Coin Co International (CCI) went into administration in November 2014, just three months after the council ended its cash collection contract because of poor performance and slow payments.
The company was paid almost £300,000 a year to collect more than £11 million cash from council parking meters and £8 million cash from council offices and schools.
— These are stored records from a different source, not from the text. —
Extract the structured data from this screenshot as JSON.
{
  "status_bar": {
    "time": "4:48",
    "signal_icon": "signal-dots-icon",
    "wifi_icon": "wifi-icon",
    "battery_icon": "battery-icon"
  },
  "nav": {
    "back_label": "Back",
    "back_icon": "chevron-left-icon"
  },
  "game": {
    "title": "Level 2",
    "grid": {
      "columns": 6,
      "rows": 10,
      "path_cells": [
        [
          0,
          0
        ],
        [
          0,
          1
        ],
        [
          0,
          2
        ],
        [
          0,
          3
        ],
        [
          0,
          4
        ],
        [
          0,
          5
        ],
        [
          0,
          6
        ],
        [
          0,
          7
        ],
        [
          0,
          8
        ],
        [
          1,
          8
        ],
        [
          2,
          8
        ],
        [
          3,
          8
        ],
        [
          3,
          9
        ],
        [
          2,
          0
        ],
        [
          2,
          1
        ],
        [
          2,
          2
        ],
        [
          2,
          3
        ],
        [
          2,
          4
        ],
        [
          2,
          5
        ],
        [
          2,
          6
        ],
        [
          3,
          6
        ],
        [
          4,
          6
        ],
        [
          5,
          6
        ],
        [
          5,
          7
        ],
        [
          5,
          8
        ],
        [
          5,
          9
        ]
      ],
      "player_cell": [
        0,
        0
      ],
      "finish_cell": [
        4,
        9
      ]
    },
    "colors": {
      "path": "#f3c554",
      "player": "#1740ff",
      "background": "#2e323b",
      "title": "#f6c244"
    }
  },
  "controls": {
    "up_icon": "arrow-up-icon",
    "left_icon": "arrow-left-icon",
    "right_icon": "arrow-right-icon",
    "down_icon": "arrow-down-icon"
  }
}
It also handled £21 million in cheques.
A report to the council’s Audit and Standards Committee said that taking legal action would be high risk.
When the committee met last July, Conservative councillor Tony Janio said that the council should go after the company even if it was just for deterrent value.
The administrators started legal proceedings for breach of duty against the directors of the company and achieved a settlement of £550,000.
This action, according to council officials, may prevent the council from being able to bring a claim for wrongful trading.
The report also cautions against taking legal action against Coin Co’s bank and the administrators.
It said: “Bringing claims against the former administrators and/or the company’s banker is evaluated as very high risk.
“The ability to bring claims is very uncertain and would need external legal advice.
“In addition, both are large, well-resourced organisations who would therefore be able to mount strong legal defences.
“The legal costs to challenge either would be very substantial and therefore present a very high financial risk to the authority.”
According to the report, administrators believe that Coin Co may have been trading insolvently from 2011, just a year after it started handling the council’s cash.
Administrators found that the company was losing money for years because of a flawed business model and pricing structure.
Moving cash from a wide range of clients across several bank accounts meant that the company could support its cash flow for a while.
Coin Co went into administration in November 2014, owing its creditors more then £10 million. It went into liquidation on Friday 30 November last year.
Problems with delayed payments started in 2012, with the council asking for improvements.
They deteriorated again in 2014 when the council ended its contract in the August and demanded the £3.243 million it was owed.
The report said: “It is now clear that during 2014 other smaller creditors had also given notice, presumably due to similar performance concerns, and this ultimately resulted in the company’s insolvency.
“During the period of performance concerns there were constant communications between officers and the company’s directors, including site visits.”
In June last year, the four directors, former Metropolitan Police officer John Baker, 71, and his wife Doreen Baker, 72, of Hassocks, their son Sean Baker, 48, of Burgess Hill, and daughter Joanne Baker, 46, of Belton Road, Brighton, were banned from running any business for eight years each.
Officers advise the committee against pursuing the directors for the cash as they have already paid substantial legal costs in their disqualification case, the £500,000 settlement and have outstanding fees and costs to pay.
The council is not a secured creditor but the bank Santander is – and it is still owed £333,000 after administrators recovered stock and cash worth just over £2 million.
The council has since reduced the number of parking machines that accept coins and has switched increasingly to payment by card, phone or app.
The Audit and Standards Committee is due meet on Tuesday (8 January). The meeting, which starts at 4pm, is held in public.